• **Dataset excerpts**
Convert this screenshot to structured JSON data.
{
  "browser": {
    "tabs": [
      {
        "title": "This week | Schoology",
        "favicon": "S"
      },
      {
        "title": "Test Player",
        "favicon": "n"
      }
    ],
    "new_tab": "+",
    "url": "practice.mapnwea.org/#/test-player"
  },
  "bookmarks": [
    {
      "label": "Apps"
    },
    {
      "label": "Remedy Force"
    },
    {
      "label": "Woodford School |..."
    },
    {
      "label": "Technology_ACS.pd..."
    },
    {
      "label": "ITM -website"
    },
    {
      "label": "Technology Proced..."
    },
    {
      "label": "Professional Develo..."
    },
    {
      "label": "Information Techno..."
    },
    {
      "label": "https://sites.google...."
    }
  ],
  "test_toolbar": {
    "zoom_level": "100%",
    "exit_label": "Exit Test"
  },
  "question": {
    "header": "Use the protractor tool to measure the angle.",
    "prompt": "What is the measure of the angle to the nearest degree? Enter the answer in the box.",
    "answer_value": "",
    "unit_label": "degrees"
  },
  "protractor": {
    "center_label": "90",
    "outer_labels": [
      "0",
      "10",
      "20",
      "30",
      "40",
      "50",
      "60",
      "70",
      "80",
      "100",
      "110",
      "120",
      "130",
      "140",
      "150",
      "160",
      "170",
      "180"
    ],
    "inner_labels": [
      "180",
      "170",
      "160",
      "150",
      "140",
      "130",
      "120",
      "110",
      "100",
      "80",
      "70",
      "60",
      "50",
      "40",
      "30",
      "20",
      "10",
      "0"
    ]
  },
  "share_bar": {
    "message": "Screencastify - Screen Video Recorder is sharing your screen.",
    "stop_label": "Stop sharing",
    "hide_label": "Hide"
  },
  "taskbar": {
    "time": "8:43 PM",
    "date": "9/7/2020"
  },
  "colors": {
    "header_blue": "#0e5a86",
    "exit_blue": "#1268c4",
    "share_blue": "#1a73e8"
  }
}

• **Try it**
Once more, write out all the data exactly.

• **Response below**
Convert this screenshot to structured JSON data.
{
  "browser": {
    "tabs": [
      {
        "title": "This week | Schoology",
        "favicon": "S"
      },
      {
        "title": "Test Player",
        "favicon": "n"
      }
    ],
    "new_tab": "+",
    "url": "practice.mapnwea.org/#/test-player"
  },
  "bookmarks": [
    {
      "label": "Apps"
    },
    {
      "label": "Remedy Force"
    },
    {
      "label": "Woodford School |..."
    },
    {
      "label": "Technology_ACS.pd..."
    },
    {
      "label": "ITM -website"
    },
    {
      "label": "Technology Proced..."
    },
    {
      "label": "Professional Develo..."
    },
    {
      "label": "Information Techno..."
    },
    {
      "label": "https://sites.google...."
    }
  ],
  "test_toolbar": {
    "zoom_level": "100%",
    "exit_label": "Exit Test"
  },
  "question": {
    "header": "Use the protractor tool to measure the angle.",
    "prompt": "What is the measure of the angle to the nearest degree? Enter the answer in the box.",
    "answer_value": "",
    "unit_label": "degrees"
  },
  "protractor": {
    "center_label": "90",
    "outer_labels": [
      "0",
      "10",
      "20",
      "30",
      "40",
      "50",
      "60",
      "70",
      "80",
      "100",
      "110",
      "120",
      "130",
      "140",
      "150",
      "160",
      "170",
      "180"
    ],
    "inner_labels": [
      "180",
      "170",
      "160",
      "150",
      "140",
      "130",
      "120",
      "110",
      "100",
      "80",
      "70",
      "60",
      "50",
      "40",
      "30",
      "20",
      "10",
      "0"
    ]
  },
  "share_bar": {
    "message": "Screencastify - Screen Video Recorder is sharing your screen.",
    "stop_label": "Stop sharing",
    "hide_label": "Hide"
  },
  "taskbar": {
    "time": "8:43 PM",
    "date": "9/7/2020"
  },
  "colors": {
    "header_blue": "#0e5a86",
    "exit_blue": "#1268c4",
    "share_blue": "#1a73e8"
  }
}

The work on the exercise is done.